The first week of the competition has been one of increasing symbolic postures. The English team kneeled “against inequality and racism.” Iranian players refused to sing their national anthem, while some Iranian fans showed support of the Iranian protests occurring since the death of Mahsa Amini, and the fierce repression that has already claimed more than 400 Iranian victims. The German team held their hands over their mouths to protest FIFA’s prohibition of wearing rainbow armbands, to stand with the LGBTQ community. FIFA claimed the armbands would be a great affront to Qatar, the host country, which criminalizes homosexuality. This political symbolism is obviously limited while somewhat courageous, but has made headlines around the world. And the French Minister of Sports, Amélie Oudéa-Castéra, urged the French players, who have complied with FIFA’s demand to not make political waves, to take advantage of their “spaces of freedom” in order to display “French values.” We would like to know which values she is speaking of?! Is she defending Nepalese, Bangladeshi and Filipino workers who died on the construction sites of Eiffage, Bouygues or Vinci, French construction companies contracted in Qatar? On this point, French President Macron has kept displaying his support for the Qatari petro-monarchy, claiming that “concrete changes” are taking place.
Hypocrisy and a cup of corruption
Obviously, in this capitalist world, soccer is very political, bringing together considerable economic and financial interests. This tournament will cost 212 billion euros (223 billion U.S. dollars), 95 more than the 1998 games that took place in France. The first aspect of the game, for which Qatar showed great talent, was the competitive shenanigans to host the event. There is talk of an infamous dinner at the end of 2010 during which the Emir of Qatar, the former French President Sarkozy, the French football administrator Michel Platini, and some others swapped France’s support, an arms contract, the sale of the TV rights at the championship, and the purchase of Paris Saint-Germain F.C. (French soccer club)! That made for a tasty dish, what with French gastronomy and the Emirati business sense. Washed down with Gianni Infantino’s sponsorship, president of FIFA and a Qatari resident to boot: what a perfect pairing for the dish! You would think we were in the movie The Godfather!

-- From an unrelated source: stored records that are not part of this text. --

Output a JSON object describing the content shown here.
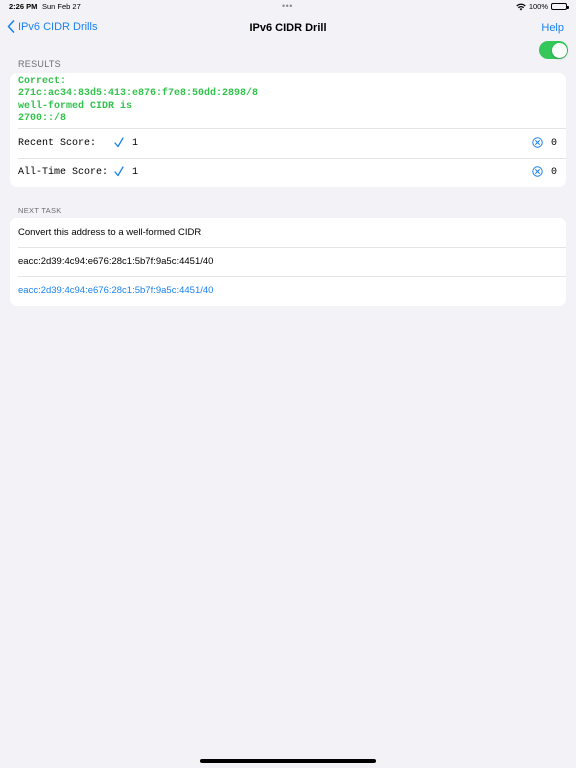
{
  "status_bar": {
    "time": "2:26 PM",
    "date": "Sun Feb 27",
    "multitask_dots": "•••",
    "battery": "100%"
  },
  "nav": {
    "back_label": "IPv6 CIDR Drills",
    "title": "IPv6 CIDR Drill",
    "help_label": "Help",
    "toggle_on": true
  },
  "results": {
    "header": "RESULTS",
    "message": "Correct:\n271c:ac34:83d5:413:e876:f7e8:50dd:2898/8\nwell-formed CIDR is\n2700::/8",
    "recent": {
      "label": "Recent Score:",
      "correct": "1",
      "wrong": "0"
    },
    "all_time": {
      "label": "All-Time Score:",
      "correct": "1",
      "wrong": "0"
    }
  },
  "next_task": {
    "header": "NEXT TASK",
    "instruction": "Convert this address to a well-formed CIDR",
    "address": "eacc:2d39:4c94:e676:28c1:5b7f:9a5c:4451/40",
    "answer_value": "eacc:2d39:4c94:e676:28c1:5b7f:9a5c:4451/40"
  },
  "colors": {
    "accent": "#1a82f0",
    "success": "#33c24d",
    "toggle": "#34c759",
    "background": "#f2f2f7"
  },
  "icons": [
    "wifi-icon",
    "battery-icon",
    "chevron-left-icon",
    "check-icon",
    "xmark-icon"
  ]
}
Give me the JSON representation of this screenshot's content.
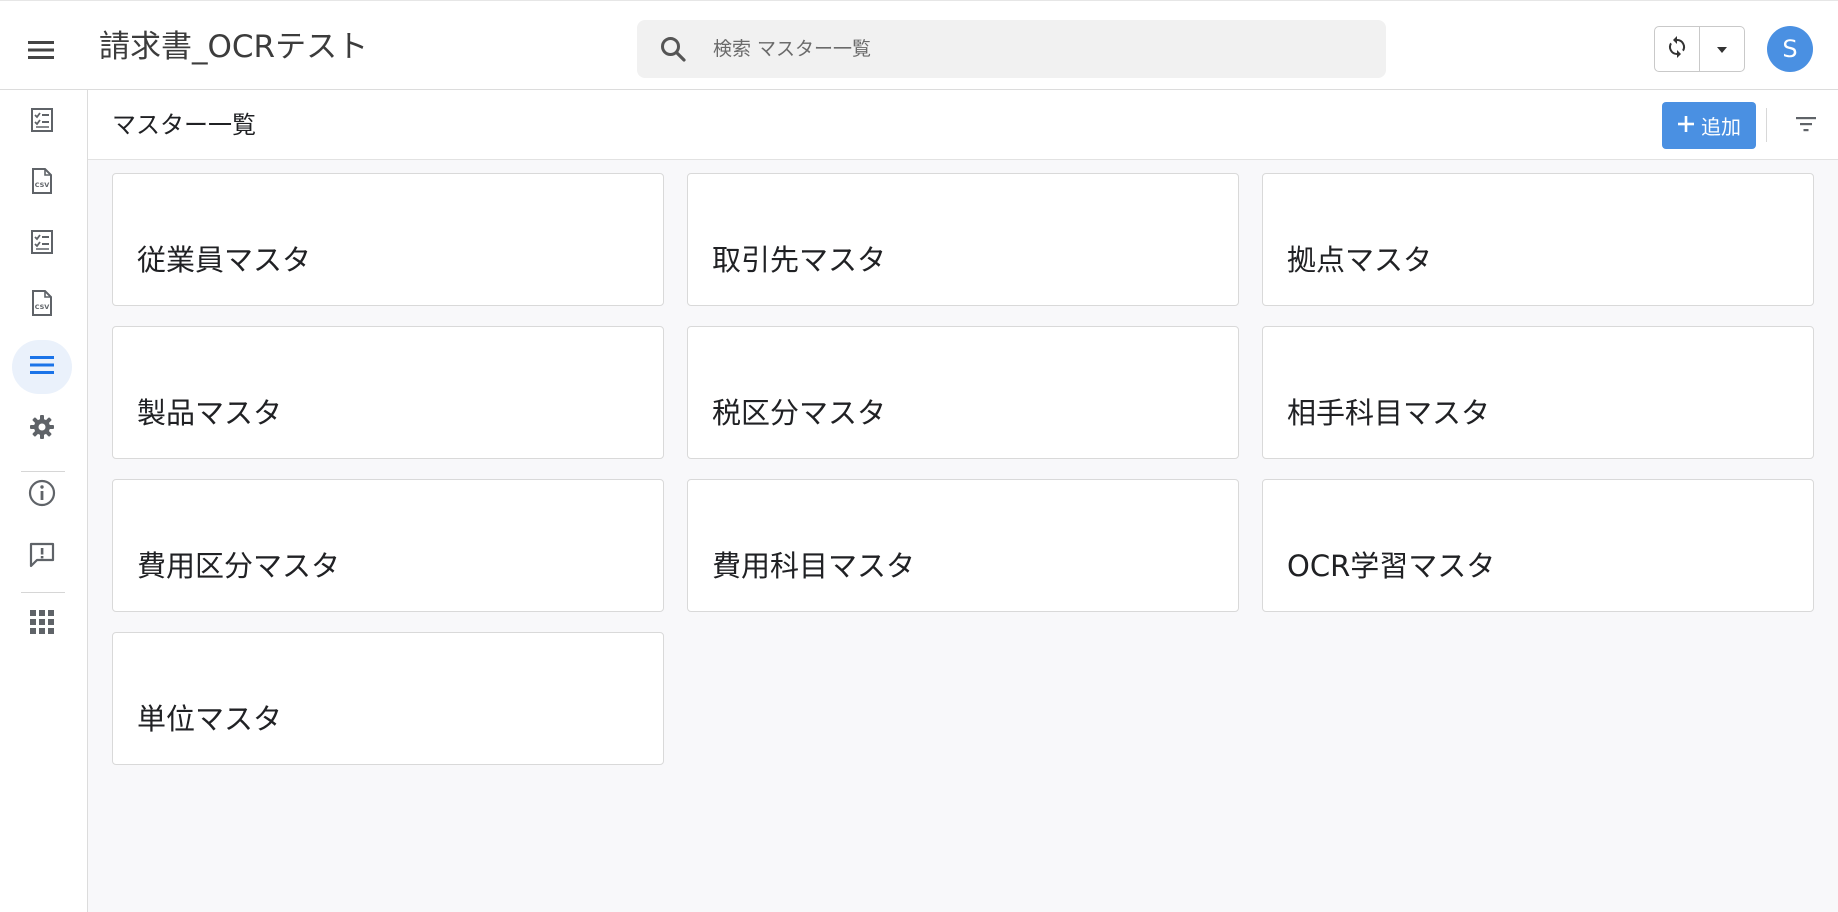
{
  "header": {
    "app_title": "請求書_OCRテスト",
    "search_placeholder": "検索 マスター一覧",
    "avatar_initial": "S"
  },
  "sidebar": {
    "items": [
      {
        "name": "checklist-icon",
        "active": false
      },
      {
        "name": "csv-file-icon",
        "active": false
      },
      {
        "name": "checklist-icon",
        "active": false
      },
      {
        "name": "csv-file-icon",
        "active": false
      },
      {
        "name": "list-icon",
        "active": true
      },
      {
        "name": "gear-icon",
        "active": false
      },
      {
        "name": "info-icon",
        "active": false
      },
      {
        "name": "feedback-icon",
        "active": false
      },
      {
        "name": "apps-grid-icon",
        "active": false
      }
    ]
  },
  "main": {
    "page_title": "マスター一覧",
    "add_label": "追加",
    "cards": [
      {
        "label": "従業員マスタ"
      },
      {
        "label": "取引先マスタ"
      },
      {
        "label": "拠点マスタ"
      },
      {
        "label": "製品マスタ"
      },
      {
        "label": "税区分マスタ"
      },
      {
        "label": "相手科目マスタ"
      },
      {
        "label": "費用区分マスタ"
      },
      {
        "label": "費用科目マスタ"
      },
      {
        "label": "OCR学習マスタ"
      },
      {
        "label": "単位マスタ"
      }
    ]
  },
  "colors": {
    "accent": "#4a90e2",
    "active_nav_bg": "#eaf1fb",
    "page_bg": "#f8f8fa"
  }
}
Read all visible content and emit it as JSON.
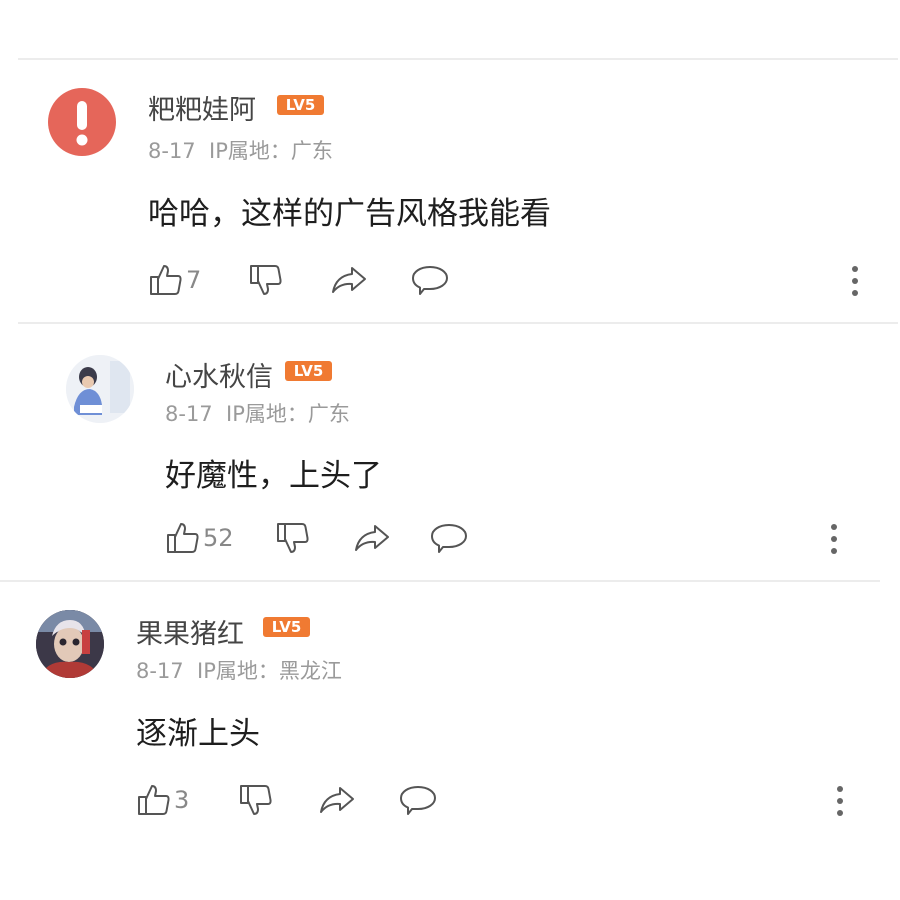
{
  "comments": [
    {
      "user": "粑粑娃阿",
      "level": "LV5",
      "date": "8-17",
      "ip_label": "IP属地：",
      "ip_location": "广东",
      "text": "哈哈，这样的广告风格我能看",
      "likes": "7",
      "avatar_icon": "exclamation-icon"
    },
    {
      "user": "心水秋信",
      "level": "LV5",
      "date": "8-17",
      "ip_label": "IP属地：",
      "ip_location": "广东",
      "text": "好魔性，上头了",
      "likes": "52",
      "avatar_icon": "photo-avatar"
    },
    {
      "user": "果果猪红",
      "level": "LV5",
      "date": "8-17",
      "ip_label": "IP属地：",
      "ip_location": "黑龙江",
      "text": "逐渐上头",
      "likes": "3",
      "avatar_icon": "photo-avatar"
    }
  ],
  "colors": {
    "badge": "#f07a32",
    "warning_avatar": "#e5665a",
    "meta_text": "#9a9a9a",
    "icon_stroke": "#555555"
  }
}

Money rules in the kingdom of the soccer ball
This whole business stinks of money. For France, almost all the big companies have interests in Qatar — Total Gas of course, and then Dassault aeronautics, and Bouygues engineering, too, so of course the environment and human rights are barely a memory.
Qatar is on trial, and its advocates, such as French soccer manager Zinédine Zidane (even after all he’s done for France) are well entangled in the controversy. It is difficult, however, to pass off the death of thousands of our fellow workers on the construction sites of the stadiums as a simple “controversy.” For 64 matches, 6,500 dead: this is indeed a crime, representative of the way Qatar (no more, but no less than other states) treats workers, primarily migrants and expatriates, who have come to build these stadiums in order to help their families survive, in exchange for wages of no more than 300 euros a month.
Thus, with money at the heart of the capitalist system, the World Cup can’t just be a great international celebration around a sport played on all continents by the poor and the workers. One day the World Cup will take place with capitalism gone for good, but this time once again, it’s a red card to all those who pull the strings!